Kyle Ali is an advocate for equal educational and workforce opportunities and has excelled as an identifier, cultivator, and developer of diverse talent. At Google, Kyle leads a team of recruiters responsible for identifying, engaging, and developing diverse student talent through the Building Opportunities for Leadership Development internship program. As Global Chairman of the Black Googler Network, Kyle lives out his commitment to inclusion through collaboration with senior leaders on initiatives focused on improving the company’s racial and gender climate. In the Austin business community, Kyle advises professionals on strategy through workshops focused on interest-based negotiation and regularly lends his expertise to companies as a panelist or facilitator on topics ranging from allyship in action to recruiting and retaining millennials. Kyle is actively engaged in several civic pursuits that support youth of color in Texas, including his work as a board member at Austin based LifeWorks and Building Opportunities and Opening Minds (BOOM) in Dallas.


Saturday, April 10
10:15am-11:00am

Bango: A Sexy Take on Bingo
+ more information

Presenter: Taylor Panczer, MPH, CHES, Prevention & Wellness Program Coordinator, Pittsburg State University

Bango is just one way to make sexual health education fun. Bango is a bingo event that normalizes sex toys and masturbation. This presentation takes you behind the scenes of a fun and exciting program. The presentation will cover how the event can be adapted from a large university to a mid-size, key collaborations that made the event successful, and how to incorporate sexual health education into a fun game. This presentation is from an advisor’s viewpoint and how they helped guide the peer educators through the process. Come learn how to plan and implement this event or an event like this at your campus.

Saturday, April 10
11:15am-12:15pm

Keynote Session: Social Scripting Is a Primary Prevention Tool
+ more information

Presenter: Olivia Harris, Speak About It, Inc.

Harris

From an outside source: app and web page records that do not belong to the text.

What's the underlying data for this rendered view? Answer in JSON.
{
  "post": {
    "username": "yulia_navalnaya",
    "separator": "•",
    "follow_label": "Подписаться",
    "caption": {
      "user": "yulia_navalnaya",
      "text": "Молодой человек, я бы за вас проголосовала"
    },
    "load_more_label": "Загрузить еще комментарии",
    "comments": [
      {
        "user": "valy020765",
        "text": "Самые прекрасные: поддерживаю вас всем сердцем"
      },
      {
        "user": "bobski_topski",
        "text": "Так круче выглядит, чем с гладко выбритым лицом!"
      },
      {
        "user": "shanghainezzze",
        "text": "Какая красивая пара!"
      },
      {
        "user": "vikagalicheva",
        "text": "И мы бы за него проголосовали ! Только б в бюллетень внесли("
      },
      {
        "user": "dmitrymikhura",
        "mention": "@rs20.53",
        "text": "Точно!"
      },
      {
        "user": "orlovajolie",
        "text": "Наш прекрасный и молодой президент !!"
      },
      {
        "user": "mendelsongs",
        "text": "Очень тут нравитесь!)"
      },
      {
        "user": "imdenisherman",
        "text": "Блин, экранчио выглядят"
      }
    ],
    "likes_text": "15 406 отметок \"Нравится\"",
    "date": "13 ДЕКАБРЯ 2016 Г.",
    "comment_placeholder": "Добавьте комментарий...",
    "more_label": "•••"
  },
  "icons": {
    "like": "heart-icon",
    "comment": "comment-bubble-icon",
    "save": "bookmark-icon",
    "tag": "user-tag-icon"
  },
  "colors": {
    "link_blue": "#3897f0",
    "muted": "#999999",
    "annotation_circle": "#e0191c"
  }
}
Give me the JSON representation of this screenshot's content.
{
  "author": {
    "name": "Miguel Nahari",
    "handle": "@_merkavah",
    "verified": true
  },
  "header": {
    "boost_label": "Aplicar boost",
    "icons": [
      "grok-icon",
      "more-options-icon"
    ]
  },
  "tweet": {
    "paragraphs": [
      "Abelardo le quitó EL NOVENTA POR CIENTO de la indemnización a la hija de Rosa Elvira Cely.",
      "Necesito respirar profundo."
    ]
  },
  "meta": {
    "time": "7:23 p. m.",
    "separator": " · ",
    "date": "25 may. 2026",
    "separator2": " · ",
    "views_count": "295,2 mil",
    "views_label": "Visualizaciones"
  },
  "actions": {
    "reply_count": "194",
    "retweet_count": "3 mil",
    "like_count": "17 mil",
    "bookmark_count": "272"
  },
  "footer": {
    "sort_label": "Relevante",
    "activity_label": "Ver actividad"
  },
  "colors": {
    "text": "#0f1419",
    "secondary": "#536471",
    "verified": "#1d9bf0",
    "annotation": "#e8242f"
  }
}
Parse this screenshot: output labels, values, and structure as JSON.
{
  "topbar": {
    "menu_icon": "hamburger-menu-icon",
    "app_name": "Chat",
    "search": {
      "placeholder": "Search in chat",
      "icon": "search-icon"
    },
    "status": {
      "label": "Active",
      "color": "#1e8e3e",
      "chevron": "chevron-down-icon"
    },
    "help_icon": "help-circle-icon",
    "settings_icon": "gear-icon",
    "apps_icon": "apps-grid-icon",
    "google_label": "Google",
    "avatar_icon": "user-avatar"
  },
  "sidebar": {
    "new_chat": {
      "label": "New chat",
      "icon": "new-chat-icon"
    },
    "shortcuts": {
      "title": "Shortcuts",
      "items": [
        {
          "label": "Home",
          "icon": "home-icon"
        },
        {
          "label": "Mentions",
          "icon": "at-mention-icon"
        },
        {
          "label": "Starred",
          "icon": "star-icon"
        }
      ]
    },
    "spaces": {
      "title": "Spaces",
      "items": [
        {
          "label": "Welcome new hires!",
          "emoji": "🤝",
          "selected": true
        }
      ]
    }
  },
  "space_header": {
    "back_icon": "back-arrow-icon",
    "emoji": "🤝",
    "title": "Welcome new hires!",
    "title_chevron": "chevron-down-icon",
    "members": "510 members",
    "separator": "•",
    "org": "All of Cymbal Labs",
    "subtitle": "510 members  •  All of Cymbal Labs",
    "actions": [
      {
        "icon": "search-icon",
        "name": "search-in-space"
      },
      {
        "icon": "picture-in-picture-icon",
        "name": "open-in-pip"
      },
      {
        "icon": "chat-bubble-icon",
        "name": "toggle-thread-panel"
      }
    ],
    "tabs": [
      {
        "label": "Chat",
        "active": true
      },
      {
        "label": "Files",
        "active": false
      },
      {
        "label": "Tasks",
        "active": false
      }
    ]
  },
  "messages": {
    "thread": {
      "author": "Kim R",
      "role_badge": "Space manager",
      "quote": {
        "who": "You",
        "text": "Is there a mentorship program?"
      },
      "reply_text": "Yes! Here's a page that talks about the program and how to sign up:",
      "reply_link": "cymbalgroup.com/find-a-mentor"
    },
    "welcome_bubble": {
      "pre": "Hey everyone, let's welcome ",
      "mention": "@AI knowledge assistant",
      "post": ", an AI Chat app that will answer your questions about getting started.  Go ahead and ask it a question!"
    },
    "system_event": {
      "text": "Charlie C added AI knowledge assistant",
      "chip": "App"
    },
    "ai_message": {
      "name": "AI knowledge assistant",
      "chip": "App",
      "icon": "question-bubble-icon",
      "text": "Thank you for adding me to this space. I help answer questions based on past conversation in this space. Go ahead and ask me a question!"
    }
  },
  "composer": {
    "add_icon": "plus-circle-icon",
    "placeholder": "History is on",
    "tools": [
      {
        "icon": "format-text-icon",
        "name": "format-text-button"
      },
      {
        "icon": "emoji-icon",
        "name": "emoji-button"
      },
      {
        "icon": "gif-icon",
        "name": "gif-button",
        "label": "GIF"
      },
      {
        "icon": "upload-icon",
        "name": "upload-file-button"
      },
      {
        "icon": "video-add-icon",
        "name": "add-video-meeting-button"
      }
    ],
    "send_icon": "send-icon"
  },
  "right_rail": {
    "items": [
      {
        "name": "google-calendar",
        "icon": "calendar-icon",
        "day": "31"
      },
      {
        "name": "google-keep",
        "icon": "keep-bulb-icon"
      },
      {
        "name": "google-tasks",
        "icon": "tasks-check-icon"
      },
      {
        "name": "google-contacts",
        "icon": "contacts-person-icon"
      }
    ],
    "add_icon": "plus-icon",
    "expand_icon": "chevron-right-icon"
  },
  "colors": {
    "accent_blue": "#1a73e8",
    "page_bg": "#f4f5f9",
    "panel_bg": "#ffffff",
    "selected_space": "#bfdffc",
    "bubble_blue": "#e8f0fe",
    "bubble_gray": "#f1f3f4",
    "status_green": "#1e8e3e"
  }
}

Speak About It has worked with over 100 colleges and universities in 28 states, including Missouri. Speak About It offers students tools to communicate clearly and effectively with partners and intervene in potentially unsafe situations to keep their community safe. Though we are not experts in mental health or substance use, in the last decade we have learned about the intersections of rape culture, alcohol, mental health, and consent. Olivia Harris, the Executive Director, will offer a Keynote to address what makes good communication, factors that impact effective communication, and the value of social scripting as an education and prevention tool. Alcohol can be a driver of sexual predation. At a Northeastern university that is representative of our partners, 73% of survivors who responded to the Campus Climate Survey reported that the perpetrator consumed alcohol before nonconsensual intercourse. Among the myriad reasons that young people choose to drink and have sex, they are often looking to lower their inhibitions and express their desires in a culture that silences sexual conversations. If a person doesn’t know how to talk about sex while sober, they definitely won’t know how to do so when intoxicated. We know that young people are choosing to consume alcohol and other drugs and have sex, regardless of the law, so we encourage students to speak openly about their experiences and desires. Clear, respectful communication is the single greatest factor in all healthy relationships, whether or not they are sexual. Expressing desires effectively means you must know what you want, make it clear to your partner, listen to their desires, and be able to hear “no.” Communication is impacted by culture and power dynamics, but the skills we (and many others) teach can be applied across different contexts.


Saturday, April 10
12:15pm

Closing Session